The United Kingdom is looking to crack down on recent, drastic increases of puppy smuggling and brutal ear cropping with three key changes proposed to import laws.
The Department for Environment, Food, and Rural Affairs (DEFRA) is seeking public input on proposed pitches to raise the age of imported puppies from 15 weeks to six months and to ban the import of heavily pregnant dogs and animals with cropped ears and docked tails into the UK, Wales, and Scotland.
Animal Welfare Minister Lord Zac Goldsmith said the changes would raise animal welfare standards as part of the UK’s larger Action Plan for Animal Welfare.
“Puppy smuggling is a grim trade, and we are determined to clamp down on it,” Goldsmith said in a government press release.
More than 66,000 dogs entered the country as imports last year alone, including 843 very young puppies who did not meet the UK’s pet import rules — a 260 percent increase over last year, according to the press release.
Owen Sharp, the chief executive of UK-based dog welfare charity Dogs Trust, said many smuggled puppies arrive in atrocious conditions.
On Mar. 31, Sharp shared the story of Befa — the 1,500th puppy the nonprofit’s Puppy Pilot program had rescued since starting up in 2015 to help with interceptions of dogs seized at ports by the Animal and Plant Health Agency.
The underweight Springer Spaniel was found crammed in a cat carrier in the back of a van, along with four other puppies in poor conditions.
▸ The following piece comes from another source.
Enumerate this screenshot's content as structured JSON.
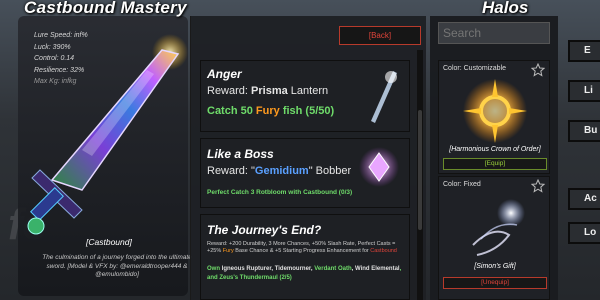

Soon after, three of the puppies developed parvo-like symptoms and died, according to Dogs Trust.
Sharp said other rescued dogs have been puppies as young as four weeks old — some with open wounds from recent ear cropping — while others have been close to giving birth.
“Currently only a handful of cases have ever been prosecuted and the existing penalties are sadly no deterrent,” Sharp said in the press release.
Chris Sherwood, chief executive of the Royal Society for the Prevention of Cruelty to Animals (RSPCA), also said that the UK Government’s proposed changes are necessary to protect dogs.
The nonprofit recently reported a 620 percent increase in the number of dogs found with cropped ears since 2015, despite ear cropping being banned in the UK since 2006.
“These are major dog welfare issues that need addressing as a matter of urgency in order to protect dogs from unnecessary suffering and to protect the public from falling victim to criminals who are trying to cash in on these dogs’ value,” Sherwood said.
Marc Abraham, a media vet and founder of the #BanPuppyImports campaign, said that the COVID-19 pandemic, with its lockdowns and isolation, fueled a drive for puppy ownership in the UK that sadly didn’t come with increased scrutiny over their origins.
“Unsurprisingly, as demand and desperation for cute dogs grew and grew, their sources became more questionable,” Abraham wrote.
At six months, puppies’ permanent teeth have come in. The age indicator, which Abraham said would be “impossible to fake,” would allow rescuers and law enforcement to determine without a doubt whether smugglers had violated the new import laws, if enacted. Older puppies also would be less likely to be advertised, searched for online, or kept by breeders, he added.
In written comments submitted to Parliament, Abraham also noted that rescue activity of young dogs also is clearly distinguishable from the commercial and exploitive breeding that the import changes would seek to stop.
“It is important to note that commercial sales of animals can easily be distinguished from charitable and rescue activity,” he wrote. “Puppies may also be imported where an individual completes a private purchase of a puppy from a breeder based abroad prior to taking place and would either be traveling with the puppy, or would have arranged transportation through a DEFRA (Department of Environment, Food, and Rural Affairs) regulated animal transportation service.”
But a DEFRA spokesperson told Lady Freethinker that the changes — as proposed — would prevent movement of all puppies under the age of six months and dogs with cropped ears or docked tails from entering the country, “apart from in exceptional circumstances.”
“This would prevent the movement of rescue puppies and dogs into Great Britain, which do not comply with the rules set out above,” the spokesperson said. “We consider this to be a proportionate and necessary approach to tackling the illegal puppy smuggling trade and safeguarding animal welfare.”
“However, in line with wider Government initiatives on better regulation and proportionality, we are seeking views on whether the proposed measures are proportionate, what the impacts may be on UK pet owners and whether there will be any unintended consequences,” she added.
DEFRA is accepting public input through Oct. 16.
Take a moment to sign our petition supporting the UK’s proposed changes to save very young puppies and countless other dogs from inhumane conditions and unnecessary suffering.